Entries from a dataset of interfaces:
*** Begin section ***
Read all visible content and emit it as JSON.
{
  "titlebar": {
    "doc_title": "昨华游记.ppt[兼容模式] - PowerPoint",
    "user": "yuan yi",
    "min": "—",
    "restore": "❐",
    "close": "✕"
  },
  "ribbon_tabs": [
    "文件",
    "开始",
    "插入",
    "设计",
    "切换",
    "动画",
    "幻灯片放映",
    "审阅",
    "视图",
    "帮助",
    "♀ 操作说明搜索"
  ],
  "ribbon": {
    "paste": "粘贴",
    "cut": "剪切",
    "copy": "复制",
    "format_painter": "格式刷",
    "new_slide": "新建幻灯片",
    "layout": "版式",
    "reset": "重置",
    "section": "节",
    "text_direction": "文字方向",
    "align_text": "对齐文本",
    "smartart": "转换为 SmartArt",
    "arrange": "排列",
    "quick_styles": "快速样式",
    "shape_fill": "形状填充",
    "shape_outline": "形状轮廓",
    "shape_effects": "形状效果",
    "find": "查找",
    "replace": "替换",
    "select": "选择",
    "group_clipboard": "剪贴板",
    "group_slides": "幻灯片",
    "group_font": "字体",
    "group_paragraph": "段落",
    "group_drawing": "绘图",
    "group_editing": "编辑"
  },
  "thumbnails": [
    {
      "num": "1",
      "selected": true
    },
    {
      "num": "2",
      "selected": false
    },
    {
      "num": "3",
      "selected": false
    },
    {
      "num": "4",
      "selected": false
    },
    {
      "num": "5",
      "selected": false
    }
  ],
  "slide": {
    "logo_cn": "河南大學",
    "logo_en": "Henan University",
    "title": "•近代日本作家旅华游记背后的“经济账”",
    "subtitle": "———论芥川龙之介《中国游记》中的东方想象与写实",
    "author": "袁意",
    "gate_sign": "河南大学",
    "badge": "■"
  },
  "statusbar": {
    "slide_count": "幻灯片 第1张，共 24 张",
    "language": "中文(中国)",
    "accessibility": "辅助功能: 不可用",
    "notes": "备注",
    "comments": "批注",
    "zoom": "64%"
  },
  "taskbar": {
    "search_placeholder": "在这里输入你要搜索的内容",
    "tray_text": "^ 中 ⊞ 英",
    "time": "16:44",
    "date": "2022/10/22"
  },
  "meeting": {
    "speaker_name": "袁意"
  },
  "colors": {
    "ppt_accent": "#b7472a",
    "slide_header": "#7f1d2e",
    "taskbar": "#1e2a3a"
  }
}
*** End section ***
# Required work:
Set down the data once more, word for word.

# Result of this task:
Read all visible content and emit it as JSON.
{
  "titlebar": {
    "doc_title": "昨华游记.ppt[兼容模式] - PowerPoint",
    "user": "yuan yi",
    "min": "—",
    "restore": "❐",
    "close": "✕"
  },
  "ribbon_tabs": [
    "文件",
    "开始",
    "插入",
    "设计",
    "切换",
    "动画",
    "幻灯片放映",
    "审阅",
    "视图",
    "帮助",
    "♀ 操作说明搜索"
  ],
  "ribbon": {
    "paste": "粘贴",
    "cut": "剪切",
    "copy": "复制",
    "format_painter": "格式刷",
    "new_slide": "新建幻灯片",
    "layout": "版式",
    "reset": "重置",
    "section": "节",
    "text_direction": "文字方向",
    "align_text": "对齐文本",
    "smartart": "转换为 SmartArt",
    "arrange": "排列",
    "quick_styles": "快速样式",
    "shape_fill": "形状填充",
    "shape_outline": "形状轮廓",
    "shape_effects": "形状效果",
    "find": "查找",
    "replace": "替换",
    "select": "选择",
    "group_clipboard": "剪贴板",
    "group_slides": "幻灯片",
    "group_font": "字体",
    "group_paragraph": "段落",
    "group_drawing": "绘图",
    "group_editing": "编辑"
  },
  "thumbnails": [
    {
      "num": "1",
      "selected": true
    },
    {
      "num": "2",
      "selected": false
    },
    {
      "num": "3",
      "selected": false
    },
    {
      "num": "4",
      "selected": false
    },
    {
      "num": "5",
      "selected": false
    }
  ],
  "slide": {
    "logo_cn": "河南大學",
    "logo_en": "Henan University",
    "title": "•近代日本作家旅华游记背后的“经济账”",
    "subtitle": "———论芥川龙之介《中国游记》中的东方想象与写实",
    "author": "袁意",
    "gate_sign": "河南大学",
    "badge": "■"
  },
  "statusbar": {
    "slide_count": "幻灯片 第1张，共 24 张",
    "language": "中文(中国)",
    "accessibility": "辅助功能: 不可用",
    "notes": "备注",
    "comments": "批注",
    "zoom": "64%"
  },
  "taskbar": {
    "search_placeholder": "在这里输入你要搜索的内容",
    "tray_text": "^ 中 ⊞ 英",
    "time": "16:44",
    "date": "2022/10/22"
  },
  "meeting": {
    "speaker_name": "袁意"
  },
  "colors": {
    "ppt_accent": "#b7472a",
    "slide_header": "#7f1d2e",
    "taskbar": "#1e2a3a"
  }
}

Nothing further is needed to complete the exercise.